WORK TASK: Every line below that holds the string "Trial" should be copied.
◇ ◇ ◇
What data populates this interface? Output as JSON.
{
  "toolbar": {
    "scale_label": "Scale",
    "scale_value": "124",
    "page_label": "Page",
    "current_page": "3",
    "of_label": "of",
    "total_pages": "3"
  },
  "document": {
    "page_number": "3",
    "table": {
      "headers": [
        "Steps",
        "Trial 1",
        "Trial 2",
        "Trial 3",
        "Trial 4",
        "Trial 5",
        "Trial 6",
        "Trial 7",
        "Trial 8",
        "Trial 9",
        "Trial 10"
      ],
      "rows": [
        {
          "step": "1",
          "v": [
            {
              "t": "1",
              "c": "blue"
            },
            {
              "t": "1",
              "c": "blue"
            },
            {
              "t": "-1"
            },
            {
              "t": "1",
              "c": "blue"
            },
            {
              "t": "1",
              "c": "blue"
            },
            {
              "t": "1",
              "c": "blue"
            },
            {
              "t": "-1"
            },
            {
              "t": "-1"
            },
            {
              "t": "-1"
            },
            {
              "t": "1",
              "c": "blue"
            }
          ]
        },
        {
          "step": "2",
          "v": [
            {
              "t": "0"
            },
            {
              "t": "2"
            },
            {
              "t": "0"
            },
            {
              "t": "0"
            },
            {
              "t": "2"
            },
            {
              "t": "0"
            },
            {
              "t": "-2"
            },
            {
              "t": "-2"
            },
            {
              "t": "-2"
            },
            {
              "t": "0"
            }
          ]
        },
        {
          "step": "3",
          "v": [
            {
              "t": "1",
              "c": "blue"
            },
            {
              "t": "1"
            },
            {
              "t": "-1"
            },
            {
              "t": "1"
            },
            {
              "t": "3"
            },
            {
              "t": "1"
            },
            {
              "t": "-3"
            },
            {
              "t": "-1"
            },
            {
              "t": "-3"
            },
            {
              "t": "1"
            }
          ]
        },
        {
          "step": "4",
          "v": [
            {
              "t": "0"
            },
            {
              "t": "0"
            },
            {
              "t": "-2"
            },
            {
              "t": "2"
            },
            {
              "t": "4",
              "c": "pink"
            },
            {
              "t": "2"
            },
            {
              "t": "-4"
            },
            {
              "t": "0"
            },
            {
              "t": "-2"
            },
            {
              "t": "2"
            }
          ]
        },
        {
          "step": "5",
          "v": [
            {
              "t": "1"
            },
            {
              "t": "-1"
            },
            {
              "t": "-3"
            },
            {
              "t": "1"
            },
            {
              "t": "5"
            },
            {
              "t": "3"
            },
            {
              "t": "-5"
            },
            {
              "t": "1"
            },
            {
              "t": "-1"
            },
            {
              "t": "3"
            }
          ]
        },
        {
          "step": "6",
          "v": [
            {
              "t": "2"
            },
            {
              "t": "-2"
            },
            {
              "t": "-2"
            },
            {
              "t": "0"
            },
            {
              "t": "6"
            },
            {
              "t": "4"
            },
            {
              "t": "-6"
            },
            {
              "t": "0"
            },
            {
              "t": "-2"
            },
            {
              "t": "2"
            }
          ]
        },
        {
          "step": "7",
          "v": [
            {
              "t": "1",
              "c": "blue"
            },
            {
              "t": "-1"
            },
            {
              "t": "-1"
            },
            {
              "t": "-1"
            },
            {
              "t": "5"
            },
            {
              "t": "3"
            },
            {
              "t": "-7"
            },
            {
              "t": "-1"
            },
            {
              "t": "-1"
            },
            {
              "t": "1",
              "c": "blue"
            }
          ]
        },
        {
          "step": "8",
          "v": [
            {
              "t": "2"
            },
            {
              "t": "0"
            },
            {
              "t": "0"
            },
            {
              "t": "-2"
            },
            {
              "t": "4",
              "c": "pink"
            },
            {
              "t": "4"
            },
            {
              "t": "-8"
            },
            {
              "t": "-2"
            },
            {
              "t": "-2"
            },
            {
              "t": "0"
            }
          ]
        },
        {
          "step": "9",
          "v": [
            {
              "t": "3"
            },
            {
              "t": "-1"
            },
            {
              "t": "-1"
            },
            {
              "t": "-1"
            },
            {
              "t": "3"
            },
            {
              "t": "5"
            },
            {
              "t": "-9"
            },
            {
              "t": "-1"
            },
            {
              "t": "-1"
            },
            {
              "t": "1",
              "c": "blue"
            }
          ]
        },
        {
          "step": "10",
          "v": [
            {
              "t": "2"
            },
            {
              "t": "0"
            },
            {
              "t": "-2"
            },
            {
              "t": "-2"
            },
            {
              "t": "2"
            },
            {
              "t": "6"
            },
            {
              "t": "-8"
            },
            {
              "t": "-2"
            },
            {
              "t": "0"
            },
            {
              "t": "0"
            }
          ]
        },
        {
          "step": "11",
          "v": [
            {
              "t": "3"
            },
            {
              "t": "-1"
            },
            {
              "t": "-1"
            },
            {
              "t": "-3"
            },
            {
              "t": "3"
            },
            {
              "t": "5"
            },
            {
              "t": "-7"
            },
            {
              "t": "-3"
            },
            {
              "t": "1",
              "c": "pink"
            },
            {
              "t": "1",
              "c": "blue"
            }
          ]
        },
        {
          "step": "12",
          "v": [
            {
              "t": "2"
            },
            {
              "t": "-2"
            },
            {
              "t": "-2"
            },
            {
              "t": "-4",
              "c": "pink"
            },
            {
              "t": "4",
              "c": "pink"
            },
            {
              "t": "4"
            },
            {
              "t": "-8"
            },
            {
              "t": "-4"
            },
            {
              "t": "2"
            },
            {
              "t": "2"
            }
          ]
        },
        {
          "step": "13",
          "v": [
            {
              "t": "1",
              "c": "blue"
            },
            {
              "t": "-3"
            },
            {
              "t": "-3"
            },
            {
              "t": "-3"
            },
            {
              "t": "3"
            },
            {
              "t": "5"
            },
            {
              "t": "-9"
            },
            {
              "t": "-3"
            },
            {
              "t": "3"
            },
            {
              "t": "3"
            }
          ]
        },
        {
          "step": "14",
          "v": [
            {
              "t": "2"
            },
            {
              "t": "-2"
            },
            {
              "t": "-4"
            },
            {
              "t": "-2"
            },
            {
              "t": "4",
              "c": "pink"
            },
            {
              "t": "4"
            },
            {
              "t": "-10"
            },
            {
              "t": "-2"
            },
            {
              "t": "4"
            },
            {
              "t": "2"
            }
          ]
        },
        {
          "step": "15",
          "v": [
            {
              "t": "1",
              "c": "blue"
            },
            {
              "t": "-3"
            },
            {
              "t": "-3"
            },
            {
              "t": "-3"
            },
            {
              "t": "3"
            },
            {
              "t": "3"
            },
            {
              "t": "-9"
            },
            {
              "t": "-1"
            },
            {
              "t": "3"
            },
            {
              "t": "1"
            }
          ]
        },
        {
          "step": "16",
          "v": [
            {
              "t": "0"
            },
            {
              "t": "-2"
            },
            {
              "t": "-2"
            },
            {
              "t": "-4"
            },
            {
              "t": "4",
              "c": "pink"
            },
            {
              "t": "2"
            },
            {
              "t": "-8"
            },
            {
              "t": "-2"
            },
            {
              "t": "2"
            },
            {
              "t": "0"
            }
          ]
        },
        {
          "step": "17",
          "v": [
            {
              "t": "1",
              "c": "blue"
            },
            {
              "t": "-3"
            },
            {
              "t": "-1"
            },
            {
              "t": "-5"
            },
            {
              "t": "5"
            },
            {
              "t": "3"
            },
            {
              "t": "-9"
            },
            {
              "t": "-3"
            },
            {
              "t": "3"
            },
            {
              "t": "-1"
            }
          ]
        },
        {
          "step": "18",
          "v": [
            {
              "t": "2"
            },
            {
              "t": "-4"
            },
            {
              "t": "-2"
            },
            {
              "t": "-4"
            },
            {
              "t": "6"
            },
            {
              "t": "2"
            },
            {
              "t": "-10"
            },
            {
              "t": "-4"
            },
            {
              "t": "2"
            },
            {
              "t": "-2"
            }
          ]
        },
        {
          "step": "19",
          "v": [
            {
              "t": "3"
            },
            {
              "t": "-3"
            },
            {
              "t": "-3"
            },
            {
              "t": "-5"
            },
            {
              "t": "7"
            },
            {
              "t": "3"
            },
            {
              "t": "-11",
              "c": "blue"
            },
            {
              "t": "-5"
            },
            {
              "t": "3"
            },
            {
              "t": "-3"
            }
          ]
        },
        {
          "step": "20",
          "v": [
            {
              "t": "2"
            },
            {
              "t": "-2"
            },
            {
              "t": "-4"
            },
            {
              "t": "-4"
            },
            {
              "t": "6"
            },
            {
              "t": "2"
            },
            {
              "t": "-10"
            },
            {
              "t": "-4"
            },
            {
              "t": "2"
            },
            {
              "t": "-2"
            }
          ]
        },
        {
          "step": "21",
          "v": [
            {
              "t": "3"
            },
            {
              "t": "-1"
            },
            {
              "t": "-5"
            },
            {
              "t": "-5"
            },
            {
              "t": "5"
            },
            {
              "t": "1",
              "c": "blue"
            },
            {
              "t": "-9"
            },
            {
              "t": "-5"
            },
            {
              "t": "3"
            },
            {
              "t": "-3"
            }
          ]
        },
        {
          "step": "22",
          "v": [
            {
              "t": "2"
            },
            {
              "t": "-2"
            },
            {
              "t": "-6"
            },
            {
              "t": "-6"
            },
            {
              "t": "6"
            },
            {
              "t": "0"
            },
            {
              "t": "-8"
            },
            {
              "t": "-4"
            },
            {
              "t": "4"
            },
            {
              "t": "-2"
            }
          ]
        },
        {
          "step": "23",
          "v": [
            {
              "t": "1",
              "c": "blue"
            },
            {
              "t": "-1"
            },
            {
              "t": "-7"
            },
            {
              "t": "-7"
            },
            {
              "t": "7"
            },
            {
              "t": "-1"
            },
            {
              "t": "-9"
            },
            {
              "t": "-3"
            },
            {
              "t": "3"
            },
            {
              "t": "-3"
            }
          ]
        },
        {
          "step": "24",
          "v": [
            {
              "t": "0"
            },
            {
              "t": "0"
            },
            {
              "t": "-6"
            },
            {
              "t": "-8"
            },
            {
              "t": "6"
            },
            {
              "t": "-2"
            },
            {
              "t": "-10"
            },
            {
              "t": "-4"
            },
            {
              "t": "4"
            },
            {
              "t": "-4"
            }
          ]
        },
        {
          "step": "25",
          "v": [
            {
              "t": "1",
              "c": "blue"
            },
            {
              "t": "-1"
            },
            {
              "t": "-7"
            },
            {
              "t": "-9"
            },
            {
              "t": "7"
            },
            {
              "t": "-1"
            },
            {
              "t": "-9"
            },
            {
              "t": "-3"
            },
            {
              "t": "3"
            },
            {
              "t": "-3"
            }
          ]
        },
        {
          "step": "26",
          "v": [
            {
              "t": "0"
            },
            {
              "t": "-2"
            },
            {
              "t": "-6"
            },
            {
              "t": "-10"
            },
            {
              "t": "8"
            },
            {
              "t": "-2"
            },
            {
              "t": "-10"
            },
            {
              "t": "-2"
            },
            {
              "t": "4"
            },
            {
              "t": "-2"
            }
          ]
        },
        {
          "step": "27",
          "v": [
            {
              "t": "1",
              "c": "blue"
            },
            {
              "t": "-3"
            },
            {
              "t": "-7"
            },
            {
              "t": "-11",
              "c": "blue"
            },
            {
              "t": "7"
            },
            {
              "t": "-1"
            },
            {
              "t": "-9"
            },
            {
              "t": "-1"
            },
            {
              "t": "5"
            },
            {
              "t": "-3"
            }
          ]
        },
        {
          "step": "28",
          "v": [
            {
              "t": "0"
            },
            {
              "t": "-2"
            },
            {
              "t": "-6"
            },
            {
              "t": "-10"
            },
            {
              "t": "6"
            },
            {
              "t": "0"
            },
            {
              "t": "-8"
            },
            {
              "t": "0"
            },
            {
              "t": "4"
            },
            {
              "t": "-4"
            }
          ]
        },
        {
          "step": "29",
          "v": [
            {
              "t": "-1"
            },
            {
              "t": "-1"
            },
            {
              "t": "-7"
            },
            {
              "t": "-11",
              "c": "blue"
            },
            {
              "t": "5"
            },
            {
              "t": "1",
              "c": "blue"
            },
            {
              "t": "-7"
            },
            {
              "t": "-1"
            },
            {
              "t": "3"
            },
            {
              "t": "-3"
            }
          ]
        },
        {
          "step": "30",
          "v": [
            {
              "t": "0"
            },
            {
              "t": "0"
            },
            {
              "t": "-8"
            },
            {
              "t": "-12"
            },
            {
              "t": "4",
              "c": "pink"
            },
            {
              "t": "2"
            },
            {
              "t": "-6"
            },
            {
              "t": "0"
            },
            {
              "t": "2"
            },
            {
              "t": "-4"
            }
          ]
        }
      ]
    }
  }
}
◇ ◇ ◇
EXPECTED ANSWER:
        "Trial 1",
        "Trial 2",
        "Trial 3",
        "Trial 4",
        "Trial 5",
        "Trial 6",
        "Trial 7",
        "Trial 8",
        "Trial 9",
        "Trial 10"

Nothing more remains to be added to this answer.